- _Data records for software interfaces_
________________________

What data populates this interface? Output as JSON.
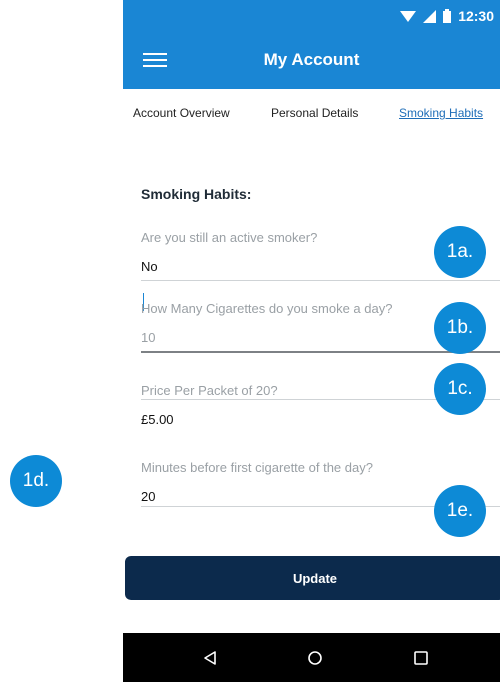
{
  "status_bar": {
    "time": "12:30"
  },
  "app_bar": {
    "title": "My Account",
    "menu_icon": "hamburger-menu-icon"
  },
  "tabs": [
    {
      "label": "Account Overview",
      "active": false
    },
    {
      "label": "Personal Details",
      "active": false
    },
    {
      "label": "Smoking Habits",
      "active": true
    }
  ],
  "form": {
    "section_title": "Smoking Habits:",
    "fields": [
      {
        "question": "Are you still an active smoker?",
        "value": "No"
      },
      {
        "question": "How Many Cigarettes do you smoke a day?",
        "value": "10"
      },
      {
        "question": "Price Per Packet of 20?",
        "value": "£5.00"
      },
      {
        "question": "Minutes before first cigarette of the day?",
        "value": "20"
      }
    ],
    "update_label": "Update"
  },
  "annotations": [
    "1a.",
    "1b.",
    "1c.",
    "1d.",
    "1e."
  ],
  "colors": {
    "primary": "#1a86d4",
    "button": "#0c2a4c",
    "badge": "#0d8ad6",
    "active_tab": "#1e6db8"
  }
}
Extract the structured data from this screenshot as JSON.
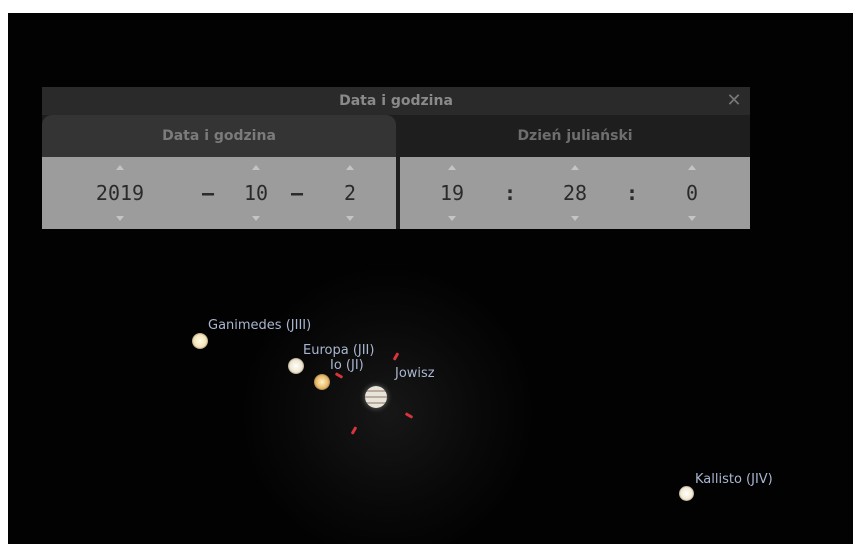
{
  "dialog": {
    "title": "Data i godzina",
    "close_symbol": "✕",
    "tabs": [
      {
        "label": "Data i godzina",
        "active": true
      },
      {
        "label": "Dzień juliański",
        "active": false
      }
    ],
    "date": {
      "year": "2019",
      "month": "10",
      "day": "2",
      "separator": "–"
    },
    "time": {
      "hour": "19",
      "minute": "28",
      "second": "0",
      "separator": ":"
    }
  },
  "sky": {
    "planet": {
      "label": "Jowisz"
    },
    "moons": [
      {
        "label": "Ganimedes (JIII)"
      },
      {
        "label": "Europa (JII)"
      },
      {
        "label": "Io (JI)"
      },
      {
        "label": "Kallisto (JIV)"
      }
    ]
  },
  "colors": {
    "label": "#a9b6cf",
    "marker": "#d8343c",
    "spin_bg": "#9c9c9c"
  }
}
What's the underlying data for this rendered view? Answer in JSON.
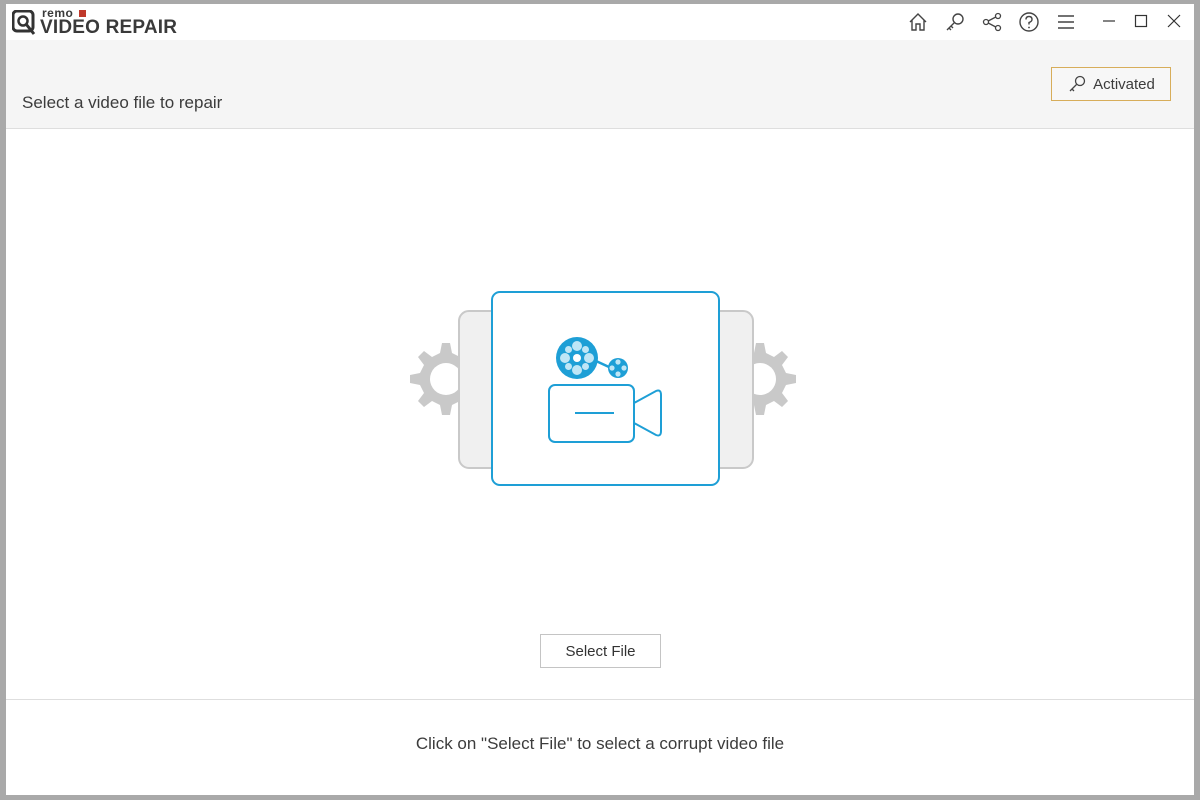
{
  "app": {
    "logo_small": "remo",
    "logo_main": "VIDEO REPAIR"
  },
  "toolbar": {
    "icons": [
      "home-icon",
      "key-icon",
      "share-icon",
      "help-icon",
      "menu-icon"
    ],
    "window_controls": [
      "minimize-icon",
      "maximize-icon",
      "close-icon"
    ]
  },
  "header": {
    "title": "Select a video file to repair",
    "activated_label": "Activated"
  },
  "main": {
    "illustration": "video-repair-illustration",
    "select_button_label": "Select File"
  },
  "footer": {
    "hint": "Click on \"Select File\" to select a corrupt video file"
  },
  "colors": {
    "accent": "#1e9fd6",
    "activated_border": "#d7ad5a",
    "gear": "#c9c9c9"
  }
}
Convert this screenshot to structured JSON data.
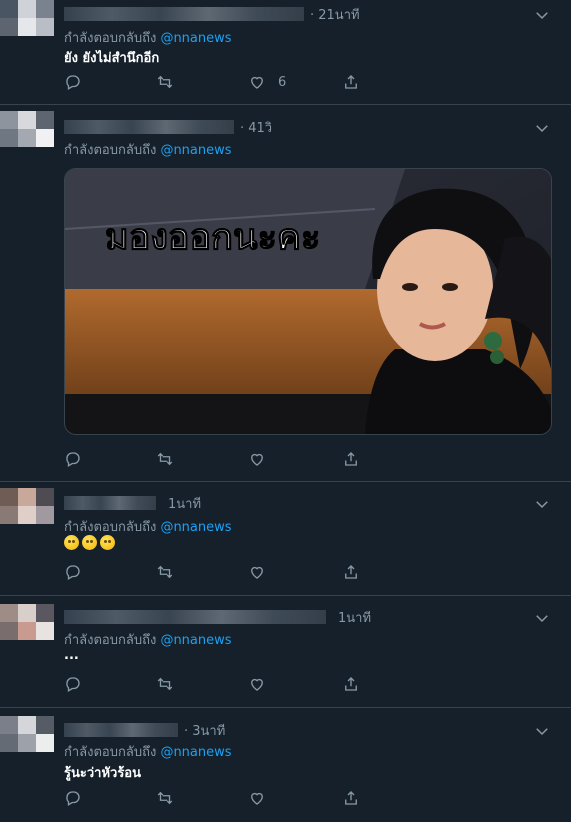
{
  "tweets": [
    {
      "time": "· 21นาที",
      "reply_prefix": "กำลังตอบกลับถึง",
      "reply_handle": "@nnanews",
      "text": "ยัง ยังไม่สำนึกอีก",
      "like_count": "6",
      "avatar_colors": [
        "#4a5563",
        "#cfd2d8",
        "#7a8290",
        "#e6e7ea",
        "#5d6670",
        "#b9bec6"
      ]
    },
    {
      "time": "· 41วิ",
      "reply_prefix": "กำลังตอบกลับถึง",
      "reply_handle": "@nnanews",
      "media_caption": "มองออกนะคะ",
      "avatar_colors": [
        "#8d949e",
        "#d7d9dd",
        "#5d6571",
        "#f1f1f3",
        "#a3a8b1",
        "#6f7782"
      ]
    },
    {
      "time": "1นาที",
      "reply_prefix": "กำลังตอบกลับถึง",
      "reply_handle": "@nnanews",
      "emoji_count": 3,
      "avatar_colors": [
        "#6f5c55",
        "#c7a89b",
        "#4e4c52",
        "#e0cfc8",
        "#8a7a76",
        "#a09aa0"
      ]
    },
    {
      "time": "1นาที",
      "reply_prefix": "กำลังตอบกลับถึง",
      "reply_handle": "@nnanews",
      "text": "...",
      "avatar_colors": [
        "#9e8c86",
        "#d8cfcb",
        "#5a5760",
        "#c89a90",
        "#e8e3e1",
        "#7a6d6d"
      ]
    },
    {
      "time": "· 3นาที",
      "reply_prefix": "กำลังตอบกลับถึง",
      "reply_handle": "@nnanews",
      "text": "รู้นะว่าหัวร้อน",
      "avatar_colors": [
        "#7a7f89",
        "#d4d6da",
        "#555c66",
        "#eceded",
        "#9da2aa",
        "#646b75"
      ]
    }
  ],
  "colors": {
    "background": "#15202b",
    "border": "#38444d",
    "muted": "#8899a6",
    "link": "#1da1f2"
  },
  "icons": [
    "reply-icon",
    "retweet-icon",
    "like-icon",
    "share-icon",
    "chevron-down-icon"
  ]
}
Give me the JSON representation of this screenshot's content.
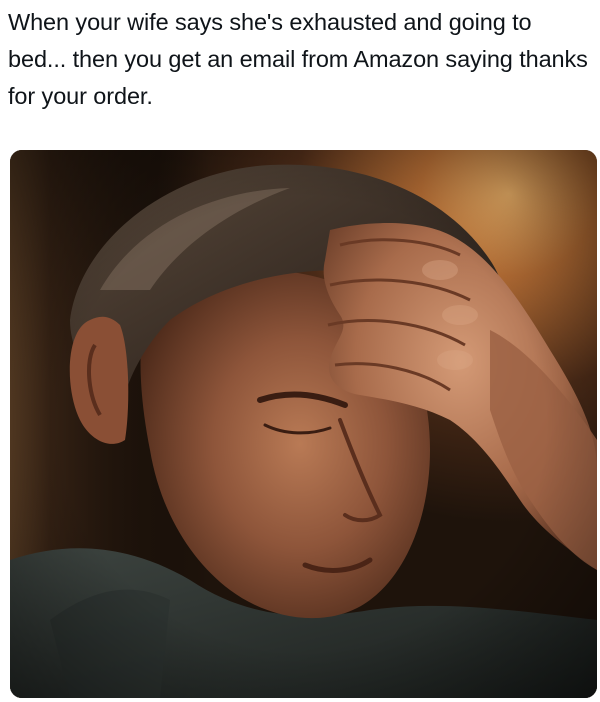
{
  "post": {
    "caption": "When your wife says she's exhausted and going to bed... then you get an email from Amazon saying thanks for your order."
  },
  "photo": {
    "subject": "man-with-hand-on-forehead"
  }
}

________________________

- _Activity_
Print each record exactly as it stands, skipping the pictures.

- _Task answer_
What data populates this interface? Output as JSON.
{
  "status_bar": {
    "time": "12:30"
  },
  "app_bar": {
    "title": "My Account",
    "menu_icon": "hamburger-menu-icon"
  },
  "tabs": [
    {
      "label": "Account Overview",
      "active": false
    },
    {
      "label": "Personal Details",
      "active": false
    },
    {
      "label": "Smoking Habits",
      "active": true
    }
  ],
  "form": {
    "section_title": "Smoking Habits:",
    "fields": [
      {
        "question": "Are you still an active smoker?",
        "value": "No"
      },
      {
        "question": "How Many Cigarettes do you smoke a day?",
        "value": "10"
      },
      {
        "question": "Price Per Packet of 20?",
        "value": "£5.00"
      },
      {
        "question": "Minutes before first cigarette of the day?",
        "value": "20"
      }
    ],
    "update_label": "Update"
  },
  "annotations": [
    "1a.",
    "1b.",
    "1c.",
    "1d.",
    "1e."
  ],
  "colors": {
    "primary": "#1a86d4",
    "button": "#0c2a4c",
    "badge": "#0d8ad6",
    "active_tab": "#1e6db8"
  }
}
Extract the structured data from this screenshot as JSON.
{
  "dialog": {
    "title": "Data i godzina",
    "close_symbol": "✕",
    "tabs": [
      {
        "label": "Data i godzina",
        "active": true
      },
      {
        "label": "Dzień juliański",
        "active": false
      }
    ],
    "date": {
      "year": "2019",
      "month": "10",
      "day": "2",
      "separator": "–"
    },
    "time": {
      "hour": "19",
      "minute": "28",
      "second": "0",
      "separator": ":"
    }
  },
  "sky": {
    "planet": {
      "label": "Jowisz"
    },
    "moons": [
      {
        "label": "Ganimedes (JIII)"
      },
      {
        "label": "Europa (JII)"
      },
      {
        "label": "Io (JI)"
      },
      {
        "label": "Kallisto (JIV)"
      }
    ]
  },
  "colors": {
    "label": "#a9b6cf",
    "marker": "#d8343c",
    "spin_bg": "#9c9c9c"
  }
}
What's the underlying data for this rendered view? Answer in JSON.
{
  "app": {
    "logo_small": "remo",
    "logo_main": "VIDEO REPAIR"
  },
  "toolbar": {
    "icons": [
      "home-icon",
      "key-icon",
      "share-icon",
      "help-icon",
      "menu-icon"
    ],
    "window_controls": [
      "minimize-icon",
      "maximize-icon",
      "close-icon"
    ]
  },
  "header": {
    "title": "Select a video file to repair",
    "activated_label": "Activated"
  },
  "main": {
    "illustration": "video-repair-illustration",
    "select_button_label": "Select File"
  },
  "footer": {
    "hint": "Click on \"Select File\" to select a corrupt video file"
  },
  "colors": {
    "accent": "#1e9fd6",
    "activated_border": "#d7ad5a",
    "gear": "#c9c9c9"
  }
}
Convert this screenshot to structured JSON data.
{
  "tweets": [
    {
      "time": "· 21นาที",
      "reply_prefix": "กำลังตอบกลับถึง",
      "reply_handle": "@nnanews",
      "text": "ยัง ยังไม่สำนึกอีก",
      "like_count": "6",
      "avatar_colors": [
        "#4a5563",
        "#cfd2d8",
        "#7a8290",
        "#e6e7ea",
        "#5d6670",
        "#b9bec6"
      ]
    },
    {
      "time": "· 41วิ",
      "reply_prefix": "กำลังตอบกลับถึง",
      "reply_handle": "@nnanews",
      "media_caption": "มองออกนะคะ",
      "avatar_colors": [
        "#8d949e",
        "#d7d9dd",
        "#5d6571",
        "#f1f1f3",
        "#a3a8b1",
        "#6f7782"
      ]
    },
    {
      "time": "1นาที",
      "reply_prefix": "กำลังตอบกลับถึง",
      "reply_handle": "@nnanews",
      "emoji_count": 3,
      "avatar_colors": [
        "#6f5c55",
        "#c7a89b",
        "#4e4c52",
        "#e0cfc8",
        "#8a7a76",
        "#a09aa0"
      ]
    },
    {
      "time": "1นาที",
      "reply_prefix": "กำลังตอบกลับถึง",
      "reply_handle": "@nnanews",
      "text": "...",
      "avatar_colors": [
        "#9e8c86",
        "#d8cfcb",
        "#5a5760",
        "#c89a90",
        "#e8e3e1",
        "#7a6d6d"
      ]
    },
    {
      "time": "· 3นาที",
      "reply_prefix": "กำลังตอบกลับถึง",
      "reply_handle": "@nnanews",
      "text": "รู้นะว่าหัวร้อน",
      "avatar_colors": [
        "#7a7f89",
        "#d4d6da",
        "#555c66",
        "#eceded",
        "#9da2aa",
        "#646b75"
      ]
    }
  ],
  "colors": {
    "background": "#15202b",
    "border": "#38444d",
    "muted": "#8899a6",
    "link": "#1da1f2"
  },
  "icons": [
    "reply-icon",
    "retweet-icon",
    "like-icon",
    "share-icon",
    "chevron-down-icon"
  ]
}
Give me the JSON representation of this screenshot's content.
{
  "post": {
    "caption": "When your wife says she's exhausted and going to bed... then you get an email from Amazon saying thanks for your order."
  },
  "photo": {
    "subject": "man-with-hand-on-forehead"
  }
}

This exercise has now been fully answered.